» TRY IT:
The response should be an exact copy of every record.

(Interface dataset entries)

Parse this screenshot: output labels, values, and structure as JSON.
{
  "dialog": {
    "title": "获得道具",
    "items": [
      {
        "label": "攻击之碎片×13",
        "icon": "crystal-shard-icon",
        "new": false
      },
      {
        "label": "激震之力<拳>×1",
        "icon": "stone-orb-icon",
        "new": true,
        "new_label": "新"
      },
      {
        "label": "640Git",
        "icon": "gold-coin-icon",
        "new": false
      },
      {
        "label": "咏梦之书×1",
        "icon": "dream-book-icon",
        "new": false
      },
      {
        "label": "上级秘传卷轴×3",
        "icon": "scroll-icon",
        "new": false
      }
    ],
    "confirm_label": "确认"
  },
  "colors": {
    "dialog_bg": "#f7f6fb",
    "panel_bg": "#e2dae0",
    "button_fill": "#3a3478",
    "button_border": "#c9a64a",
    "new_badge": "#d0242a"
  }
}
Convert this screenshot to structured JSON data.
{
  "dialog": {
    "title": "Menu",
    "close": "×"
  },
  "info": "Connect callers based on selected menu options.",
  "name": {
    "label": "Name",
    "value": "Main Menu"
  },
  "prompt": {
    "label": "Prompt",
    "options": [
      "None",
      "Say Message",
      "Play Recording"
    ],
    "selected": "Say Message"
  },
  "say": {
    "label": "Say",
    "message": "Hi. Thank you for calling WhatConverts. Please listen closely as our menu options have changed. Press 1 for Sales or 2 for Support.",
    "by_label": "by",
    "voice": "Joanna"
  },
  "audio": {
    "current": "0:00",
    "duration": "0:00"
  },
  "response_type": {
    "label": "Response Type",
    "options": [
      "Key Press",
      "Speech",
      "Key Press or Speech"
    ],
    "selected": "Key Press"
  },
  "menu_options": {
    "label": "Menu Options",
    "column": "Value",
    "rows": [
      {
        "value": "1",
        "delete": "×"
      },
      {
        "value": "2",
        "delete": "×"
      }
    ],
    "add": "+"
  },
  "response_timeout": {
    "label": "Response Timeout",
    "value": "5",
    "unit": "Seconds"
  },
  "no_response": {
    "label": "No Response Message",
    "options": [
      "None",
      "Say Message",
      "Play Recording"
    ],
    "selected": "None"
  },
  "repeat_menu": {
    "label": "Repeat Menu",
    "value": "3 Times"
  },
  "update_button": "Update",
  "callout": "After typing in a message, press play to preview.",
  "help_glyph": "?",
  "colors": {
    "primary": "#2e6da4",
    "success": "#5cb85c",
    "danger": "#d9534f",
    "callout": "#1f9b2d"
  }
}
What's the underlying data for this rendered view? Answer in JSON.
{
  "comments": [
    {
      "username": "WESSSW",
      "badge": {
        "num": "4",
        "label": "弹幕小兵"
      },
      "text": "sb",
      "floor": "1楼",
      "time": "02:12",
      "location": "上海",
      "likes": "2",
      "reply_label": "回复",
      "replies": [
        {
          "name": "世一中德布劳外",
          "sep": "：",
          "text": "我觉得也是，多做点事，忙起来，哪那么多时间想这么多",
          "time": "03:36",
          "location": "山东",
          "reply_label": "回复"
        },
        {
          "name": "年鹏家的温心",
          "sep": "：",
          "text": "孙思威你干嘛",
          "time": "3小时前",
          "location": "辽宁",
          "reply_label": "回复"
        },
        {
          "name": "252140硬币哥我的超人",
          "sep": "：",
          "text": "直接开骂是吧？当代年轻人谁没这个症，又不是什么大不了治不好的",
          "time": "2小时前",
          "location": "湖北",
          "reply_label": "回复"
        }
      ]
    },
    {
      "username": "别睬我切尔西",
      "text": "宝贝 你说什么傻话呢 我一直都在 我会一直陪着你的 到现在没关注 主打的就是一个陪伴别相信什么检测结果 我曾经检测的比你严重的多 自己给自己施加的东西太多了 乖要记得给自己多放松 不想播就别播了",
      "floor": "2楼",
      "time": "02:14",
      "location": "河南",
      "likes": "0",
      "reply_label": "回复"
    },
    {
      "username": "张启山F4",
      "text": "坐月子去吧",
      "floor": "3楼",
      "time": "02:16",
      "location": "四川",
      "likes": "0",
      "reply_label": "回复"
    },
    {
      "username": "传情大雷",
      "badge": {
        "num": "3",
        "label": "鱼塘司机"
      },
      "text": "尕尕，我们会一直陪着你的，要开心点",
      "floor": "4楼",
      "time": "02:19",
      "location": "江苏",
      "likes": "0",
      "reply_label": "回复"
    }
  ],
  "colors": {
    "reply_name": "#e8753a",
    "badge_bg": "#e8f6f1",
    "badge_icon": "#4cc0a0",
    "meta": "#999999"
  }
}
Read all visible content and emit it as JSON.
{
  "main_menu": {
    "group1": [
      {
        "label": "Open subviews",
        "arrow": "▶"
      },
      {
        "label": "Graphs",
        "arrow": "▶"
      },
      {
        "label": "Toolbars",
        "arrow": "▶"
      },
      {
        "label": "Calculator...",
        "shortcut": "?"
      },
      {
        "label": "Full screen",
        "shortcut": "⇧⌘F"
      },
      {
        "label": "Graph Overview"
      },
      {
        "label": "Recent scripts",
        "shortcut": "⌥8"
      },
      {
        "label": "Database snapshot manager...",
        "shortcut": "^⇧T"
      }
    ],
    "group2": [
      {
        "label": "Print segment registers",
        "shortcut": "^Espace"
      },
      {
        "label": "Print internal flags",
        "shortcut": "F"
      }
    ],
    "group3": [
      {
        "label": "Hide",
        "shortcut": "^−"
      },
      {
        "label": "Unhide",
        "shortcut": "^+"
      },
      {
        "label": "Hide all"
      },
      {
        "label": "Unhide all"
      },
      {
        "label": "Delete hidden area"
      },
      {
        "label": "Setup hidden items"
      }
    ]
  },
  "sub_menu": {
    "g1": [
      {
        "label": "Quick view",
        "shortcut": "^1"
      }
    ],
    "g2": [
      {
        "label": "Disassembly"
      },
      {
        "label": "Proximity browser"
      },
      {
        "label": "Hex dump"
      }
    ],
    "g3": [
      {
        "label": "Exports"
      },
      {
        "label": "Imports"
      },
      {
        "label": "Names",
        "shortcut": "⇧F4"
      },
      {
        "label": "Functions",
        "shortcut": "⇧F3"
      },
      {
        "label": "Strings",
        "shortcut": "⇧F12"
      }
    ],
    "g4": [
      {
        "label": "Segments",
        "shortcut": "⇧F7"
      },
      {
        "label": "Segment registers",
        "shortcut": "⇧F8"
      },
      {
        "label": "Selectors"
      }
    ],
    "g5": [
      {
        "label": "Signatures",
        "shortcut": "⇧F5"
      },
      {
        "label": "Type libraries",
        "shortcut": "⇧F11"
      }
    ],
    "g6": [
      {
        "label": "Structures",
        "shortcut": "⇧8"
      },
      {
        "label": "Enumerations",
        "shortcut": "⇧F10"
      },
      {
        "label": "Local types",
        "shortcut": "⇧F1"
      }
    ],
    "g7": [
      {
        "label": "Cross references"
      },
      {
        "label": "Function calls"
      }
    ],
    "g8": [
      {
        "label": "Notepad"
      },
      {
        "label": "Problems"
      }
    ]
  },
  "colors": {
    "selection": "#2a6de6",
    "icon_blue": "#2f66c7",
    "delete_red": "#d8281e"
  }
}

» SOLUTION TO THE EXERCISE:
Parse this screenshot: output labels, values, and structure as JSON.
{
  "dialog": {
    "title": "获得道具",
    "items": [
      {
        "label": "攻击之碎片×13",
        "icon": "crystal-shard-icon",
        "new": false
      },
      {
        "label": "激震之力<拳>×1",
        "icon": "stone-orb-icon",
        "new": true,
        "new_label": "新"
      },
      {
        "label": "640Git",
        "icon": "gold-coin-icon",
        "new": false
      },
      {
        "label": "咏梦之书×1",
        "icon": "dream-book-icon",
        "new": false
      },
      {
        "label": "上级秘传卷轴×3",
        "icon": "scroll-icon",
        "new": false
      }
    ],
    "confirm_label": "确认"
  },
  "colors": {
    "dialog_bg": "#f7f6fb",
    "panel_bg": "#e2dae0",
    "button_fill": "#3a3478",
    "button_border": "#c9a64a",
    "new_badge": "#d0242a"
  }
}
Convert this screenshot to structured JSON data.
{
  "dialog": {
    "title": "Menu",
    "close": "×"
  },
  "info": "Connect callers based on selected menu options.",
  "name": {
    "label": "Name",
    "value": "Main Menu"
  },
  "prompt": {
    "label": "Prompt",
    "options": [
      "None",
      "Say Message",
      "Play Recording"
    ],
    "selected": "Say Message"
  },
  "say": {
    "label": "Say",
    "message": "Hi. Thank you for calling WhatConverts. Please listen closely as our menu options have changed. Press 1 for Sales or 2 for Support.",
    "by_label": "by",
    "voice": "Joanna"
  },
  "audio": {
    "current": "0:00",
    "duration": "0:00"
  },
  "response_type": {
    "label": "Response Type",
    "options": [
      "Key Press",
      "Speech",
      "Key Press or Speech"
    ],
    "selected": "Key Press"
  },
  "menu_options": {
    "label": "Menu Options",
    "column": "Value",
    "rows": [
      {
        "value": "1",
        "delete": "×"
      },
      {
        "value": "2",
        "delete": "×"
      }
    ],
    "add": "+"
  },
  "response_timeout": {
    "label": "Response Timeout",
    "value": "5",
    "unit": "Seconds"
  },
  "no_response": {
    "label": "No Response Message",
    "options": [
      "None",
      "Say Message",
      "Play Recording"
    ],
    "selected": "None"
  },
  "repeat_menu": {
    "label": "Repeat Menu",
    "value": "3 Times"
  },
  "update_button": "Update",
  "callout": "After typing in a message, press play to preview.",
  "help_glyph": "?",
  "colors": {
    "primary": "#2e6da4",
    "success": "#5cb85c",
    "danger": "#d9534f",
    "callout": "#1f9b2d"
  }
}
What's the underlying data for this rendered view? Answer in JSON.
{
  "comments": [
    {
      "username": "WESSSW",
      "badge": {
        "num": "4",
        "label": "弹幕小兵"
      },
      "text": "sb",
      "floor": "1楼",
      "time": "02:12",
      "location": "上海",
      "likes": "2",
      "reply_label": "回复",
      "replies": [
        {
          "name": "世一中德布劳外",
          "sep": "：",
          "text": "我觉得也是，多做点事，忙起来，哪那么多时间想这么多",
          "time": "03:36",
          "location": "山东",
          "reply_label": "回复"
        },
        {
          "name": "年鹏家的温心",
          "sep": "：",
          "text": "孙思威你干嘛",
          "time": "3小时前",
          "location": "辽宁",
          "reply_label": "回复"
        },
        {
          "name": "252140硬币哥我的超人",
          "sep": "：",
          "text": "直接开骂是吧？当代年轻人谁没这个症，又不是什么大不了治不好的",
          "time": "2小时前",
          "location": "湖北",
          "reply_label": "回复"
        }
      ]
    },
    {
      "username": "别睬我切尔西",
      "text": "宝贝 你说什么傻话呢 我一直都在 我会一直陪着你的 到现在没关注 主打的就是一个陪伴别相信什么检测结果 我曾经检测的比你严重的多 自己给自己施加的东西太多了 乖要记得给自己多放松 不想播就别播了",
      "floor": "2楼",
      "time": "02:14",
      "location": "河南",
      "likes": "0",
      "reply_label": "回复"
    },
    {
      "username": "张启山F4",
      "text": "坐月子去吧",
      "floor": "3楼",
      "time": "02:16",
      "location": "四川",
      "likes": "0",
      "reply_label": "回复"
    },
    {
      "username": "传情大雷",
      "badge": {
        "num": "3",
        "label": "鱼塘司机"
      },
      "text": "尕尕，我们会一直陪着你的，要开心点",
      "floor": "4楼",
      "time": "02:19",
      "location": "江苏",
      "likes": "0",
      "reply_label": "回复"
    }
  ],
  "colors": {
    "reply_name": "#e8753a",
    "badge_bg": "#e8f6f1",
    "badge_icon": "#4cc0a0",
    "meta": "#999999"
  }
}
Read all visible content and emit it as JSON.
{
  "main_menu": {
    "group1": [
      {
        "label": "Open subviews",
        "arrow": "▶"
      },
      {
        "label": "Graphs",
        "arrow": "▶"
      },
      {
        "label": "Toolbars",
        "arrow": "▶"
      },
      {
        "label": "Calculator...",
        "shortcut": "?"
      },
      {
        "label": "Full screen",
        "shortcut": "⇧⌘F"
      },
      {
        "label": "Graph Overview"
      },
      {
        "label": "Recent scripts",
        "shortcut": "⌥8"
      },
      {
        "label": "Database snapshot manager...",
        "shortcut": "^⇧T"
      }
    ],
    "group2": [
      {
        "label": "Print segment registers",
        "shortcut": "^Espace"
      },
      {
        "label": "Print internal flags",
        "shortcut": "F"
      }
    ],
    "group3": [
      {
        "label": "Hide",
        "shortcut": "^−"
      },
      {
        "label": "Unhide",
        "shortcut": "^+"
      },
      {
        "label": "Hide all"
      },
      {
        "label": "Unhide all"
      },
      {
        "label": "Delete hidden area"
      },
      {
        "label": "Setup hidden items"
      }
    ]
  },
  "sub_menu": {
    "g1": [
      {
        "label": "Quick view",
        "shortcut": "^1"
      }
    ],
    "g2": [
      {
        "label": "Disassembly"
      },
      {
        "label": "Proximity browser"
      },
      {
        "label": "Hex dump"
      }
    ],
    "g3": [
      {
        "label": "Exports"
      },
      {
        "label": "Imports"
      },
      {
        "label": "Names",
        "shortcut": "⇧F4"
      },
      {
        "label": "Functions",
        "shortcut": "⇧F3"
      },
      {
        "label": "Strings",
        "shortcut": "⇧F12"
      }
    ],
    "g4": [
      {
        "label": "Segments",
        "shortcut": "⇧F7"
      },
      {
        "label": "Segment registers",
        "shortcut": "⇧F8"
      },
      {
        "label": "Selectors"
      }
    ],
    "g5": [
      {
        "label": "Signatures",
        "shortcut": "⇧F5"
      },
      {
        "label": "Type libraries",
        "shortcut": "⇧F11"
      }
    ],
    "g6": [
      {
        "label": "Structures",
        "shortcut": "⇧8"
      },
      {
        "label": "Enumerations",
        "shortcut": "⇧F10"
      },
      {
        "label": "Local types",
        "shortcut": "⇧F1"
      }
    ],
    "g7": [
      {
        "label": "Cross references"
      },
      {
        "label": "Function calls"
      }
    ],
    "g8": [
      {
        "label": "Notepad"
      },
      {
        "label": "Problems"
      }
    ]
  },
  "colors": {
    "selection": "#2a6de6",
    "icon_blue": "#2f66c7",
    "delete_red": "#d8281e"
  }
}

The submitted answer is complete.